WITH REMARKS UPON
THE AMORETTI SONNETS,
AND ALSO UPON
A FEW OF THE MINOR POEMS OF OTHER EARLY
BY THE AUTHOR OF
REMARKS ON THE SONNETS OF SHAKESPEARE,” TO WHICII
THIS VOLUME IS DESIGNED AS A COMPANION.
(E. A. Hit
(SUCCESSOR TO C. S. FRANCIS & co.)
ENTERED, according to Act of Congress, in the year 1865, by
In the Clerk's Office of the District Court of the United States for the
Southern District of New York.
JOHN F. TROW & CO.,
50 Greene Street, New York.
upon the Amoretti (or Sonnets) of Spenser will be found in the 2d and 3d chapters of this volume; and the Sonnets themselves, for the convenience of the student, have been added to the volume.
The reader of the author's Remarks on the Shakespeare Sonnets, will find here some striking confirmations of the views there presented; but may discover many more by studying the early English poets in view of several pregnant hints in the Notes of Robert Bell, in his valuable edition of Chaucer's poetical works (London, 1862), particularly the note, vol. 4, page 201 on the following lines in the poem entitled the Assembly of Foules (or Birds) -where the curious reader may see the very Queen, the mystical Lady of so many poets.
“When I was comen ayen (again) into the place [?]
And in a launde, [lawn), upon a hill of flowers,
NOTE, BY MR. BELL.
The reader will remark the close resemblance between the structure of this poem (the Assembly of Foules--or Birds—] and that of the Court of Love, already pointed out in the introduction to the latter poem.

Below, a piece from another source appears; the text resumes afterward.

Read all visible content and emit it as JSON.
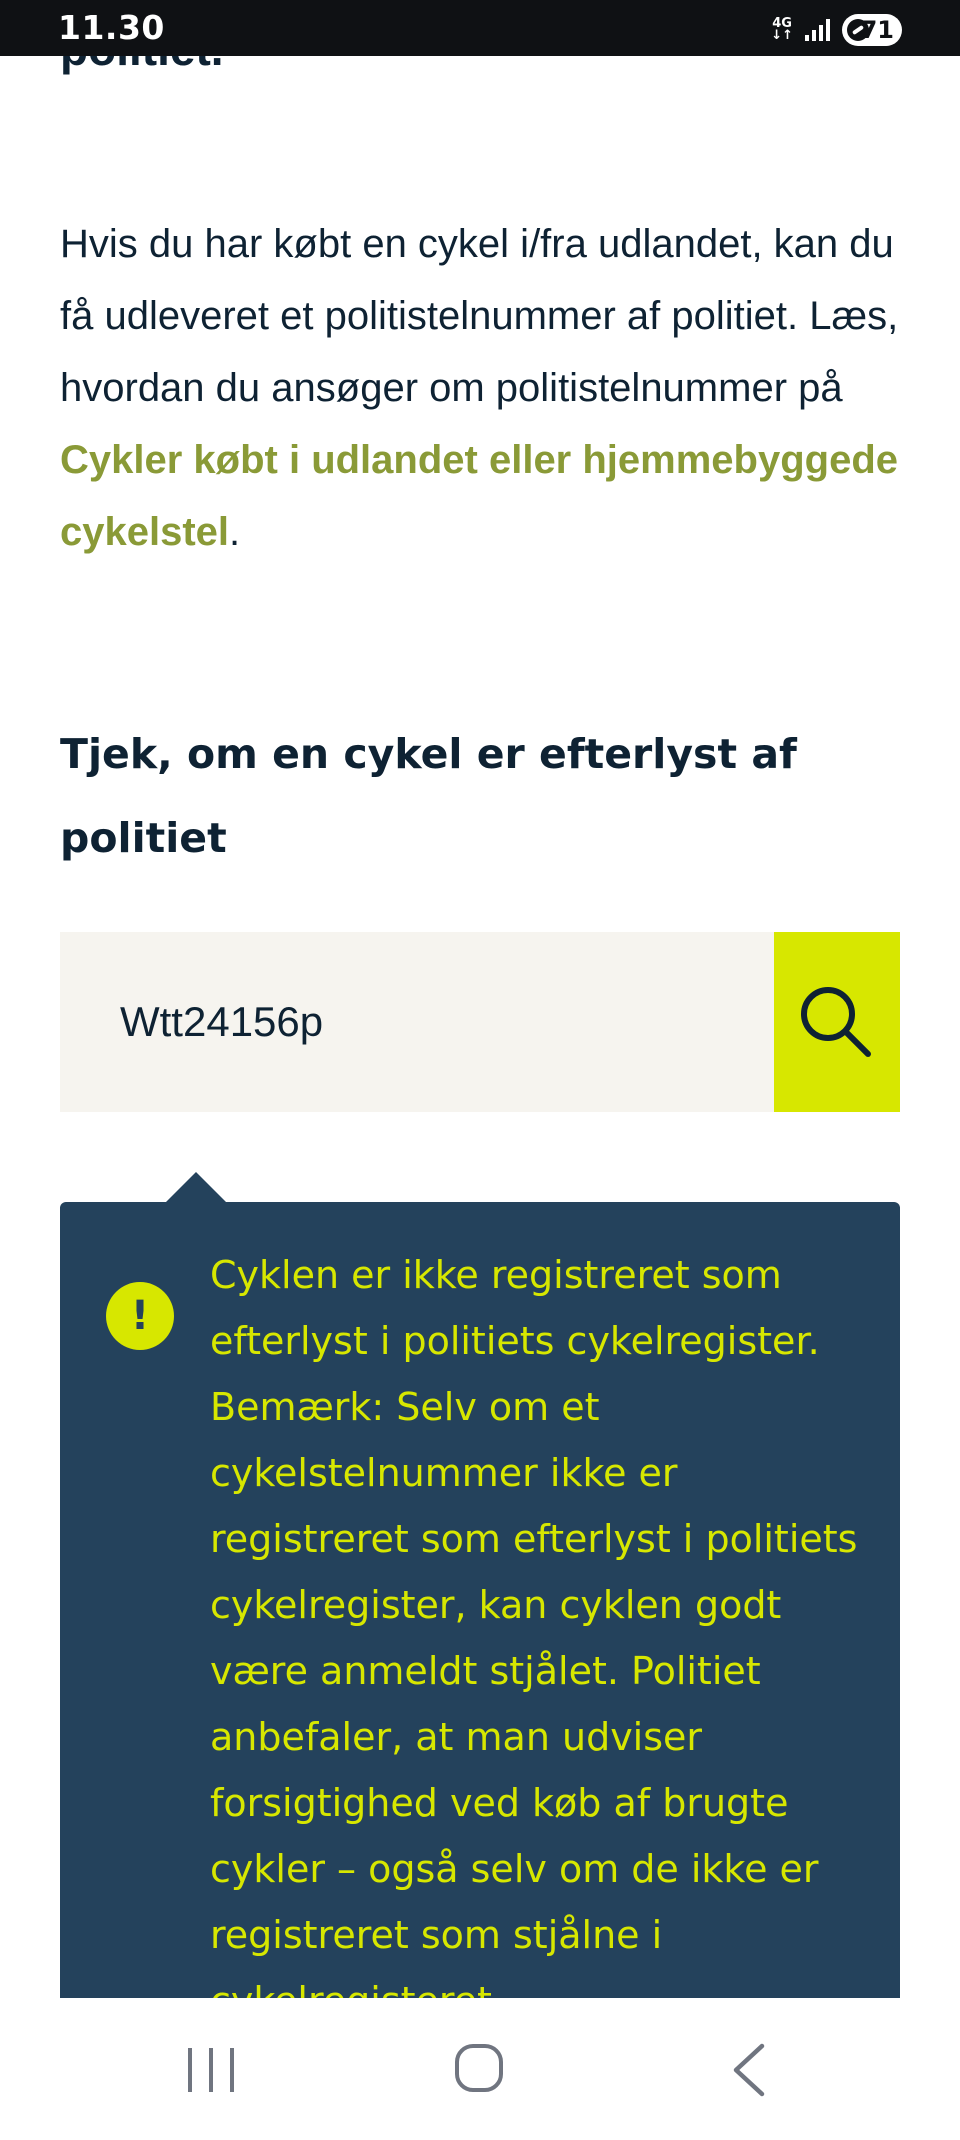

In these and in many detached passages of Chaucer's other poems, inay be detected A TENDENCY TO PANTHEISM, or the worshipping a principle supposed to pervade the Universe, rather than a personal Deity.
Some of the poets see this principle as Lady Nature, their mistress.